Anthony B. Atkinson

A. B. Atkinson is Professor of Economics at the London School of Economics and Political Science.

  • The Economic Consequences of Rolling Back the Welfare State

    The Economic Consequences of Rolling Back the Welfare State

    Anthony B. Atkinson

    In recent years the welfare state has come under attack from economists, and in many OECD countries there have been calls for spending on the welfare state to be rolled back. Critics argue that the size of transfer programs is responsible for a decline in economic performance and that cuts in spending are a prerequisite for a return to the golden age of full employment and economic growth. A. B. Atkinson takes such criticisms seriously, placing them under empirical and analytical scrutiny. Atkinson brings a welcome sense of balance to the debate. He warns that many currently fashionable policy proposals to roll back the welfare state could have unintended negative side effects, based as they are on an oversimplified view of the workings of the economy and of how welfare arrangements affect economic incentives. He asks whether there are ways in which the welfare state plays a positive role in the modernization of the economy. He develops new models of the labor market and of the growth of the corporate economy, which provide insight into the role and consequences of unemployment insurance, and the implications of moves to private pension funds. Atkinson does not attempt to determine whether or not spending should be cut. Rather, his aim is to clarify the nature of the charges leveled against the welfare state, so that readers can make up their own minds. Copublished with the Center for Economic Studies and the Ifo Institute

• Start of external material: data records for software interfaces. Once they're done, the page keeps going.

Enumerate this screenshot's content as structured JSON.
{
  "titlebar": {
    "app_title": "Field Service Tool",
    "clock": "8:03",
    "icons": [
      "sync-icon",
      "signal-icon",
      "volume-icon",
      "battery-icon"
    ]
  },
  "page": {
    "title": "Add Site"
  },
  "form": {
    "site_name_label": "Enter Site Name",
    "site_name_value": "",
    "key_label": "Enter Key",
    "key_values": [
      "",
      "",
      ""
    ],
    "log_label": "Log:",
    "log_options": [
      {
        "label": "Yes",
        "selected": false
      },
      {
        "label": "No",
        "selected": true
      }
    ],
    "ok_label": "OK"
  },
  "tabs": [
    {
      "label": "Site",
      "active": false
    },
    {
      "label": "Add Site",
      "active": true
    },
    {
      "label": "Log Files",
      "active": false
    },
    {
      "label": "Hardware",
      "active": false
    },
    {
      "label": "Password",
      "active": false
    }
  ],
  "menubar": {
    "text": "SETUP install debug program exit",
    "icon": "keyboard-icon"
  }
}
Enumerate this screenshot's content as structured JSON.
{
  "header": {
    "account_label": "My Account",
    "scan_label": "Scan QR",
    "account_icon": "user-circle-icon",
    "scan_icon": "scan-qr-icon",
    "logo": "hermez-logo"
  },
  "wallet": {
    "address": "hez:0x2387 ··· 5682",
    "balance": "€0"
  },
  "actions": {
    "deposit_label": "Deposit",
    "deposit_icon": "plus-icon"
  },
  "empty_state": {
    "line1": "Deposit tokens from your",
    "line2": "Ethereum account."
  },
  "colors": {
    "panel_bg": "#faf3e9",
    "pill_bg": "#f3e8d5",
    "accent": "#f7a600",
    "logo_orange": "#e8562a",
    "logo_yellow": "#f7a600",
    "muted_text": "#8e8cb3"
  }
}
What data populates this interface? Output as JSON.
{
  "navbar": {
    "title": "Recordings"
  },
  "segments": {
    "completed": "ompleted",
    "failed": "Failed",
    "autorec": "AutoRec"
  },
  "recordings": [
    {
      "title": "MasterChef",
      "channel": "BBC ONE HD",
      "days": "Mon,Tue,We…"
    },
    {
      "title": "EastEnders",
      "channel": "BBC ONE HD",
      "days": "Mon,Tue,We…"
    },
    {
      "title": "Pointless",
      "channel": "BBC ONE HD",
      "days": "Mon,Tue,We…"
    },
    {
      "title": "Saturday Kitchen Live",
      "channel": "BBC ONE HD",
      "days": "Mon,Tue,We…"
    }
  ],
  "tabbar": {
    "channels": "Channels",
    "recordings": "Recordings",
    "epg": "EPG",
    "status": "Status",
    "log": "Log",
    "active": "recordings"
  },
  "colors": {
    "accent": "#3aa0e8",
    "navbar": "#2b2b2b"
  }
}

    • Hardcover $38.00

Contributor

  • Personal, Portable, Pedestrian

    Personal, Portable, Pedestrian

    Mobile Phones in Japanese Life

    Mizuko Ito, Misa Matsuda, and Daisuke Okabe

    How mobile communications in Japan became a pervasively personal tool that connects families and friends, creating "always-on" social engagement.

    The Japanese term for mobile phone, keitai (roughly translated as "something you carry with you"), evokes not technical capability or freedom of movement but intimacy and portability, defining a personal accessory that allows constant social connection. Japan's enthusiastic engagement with mobile technology has become—along with anime, manga, and sushi—part of its trendsetting popular culture. Personal, Portable, Pedestrian, the first book-length English-language treatment of mobile communication use in Japan, covers the transformation of keitai from business tool to personal device for communication and play. The essays in this groundbreaking collection document the emergence, incorporation, and domestication of mobile communications in a wide range of social practices and institutions. The book first considers the social, cultural, and historical context of keitai development, including its beginnings in youth pager use in the early 1990s. It then discusses the virtually seamless integration of keitai use into everyday life, contrasting it to the more escapist character of Internet use on the PC. Other essays suggest that the use of mobile communication reinforces ties between close friends and family, producing "tele-cocooning" by tight-knit social groups. The book also discusses mobile phone manners and examines keitai use by copier technicians, multitasking housewives, and school children. Personal, Portable, Pedestrian describes a mobile universe in which networked relations are a pervasive and persistent fixture of everyday life.

    • Hardcover $43.00
    • Paperback $45.00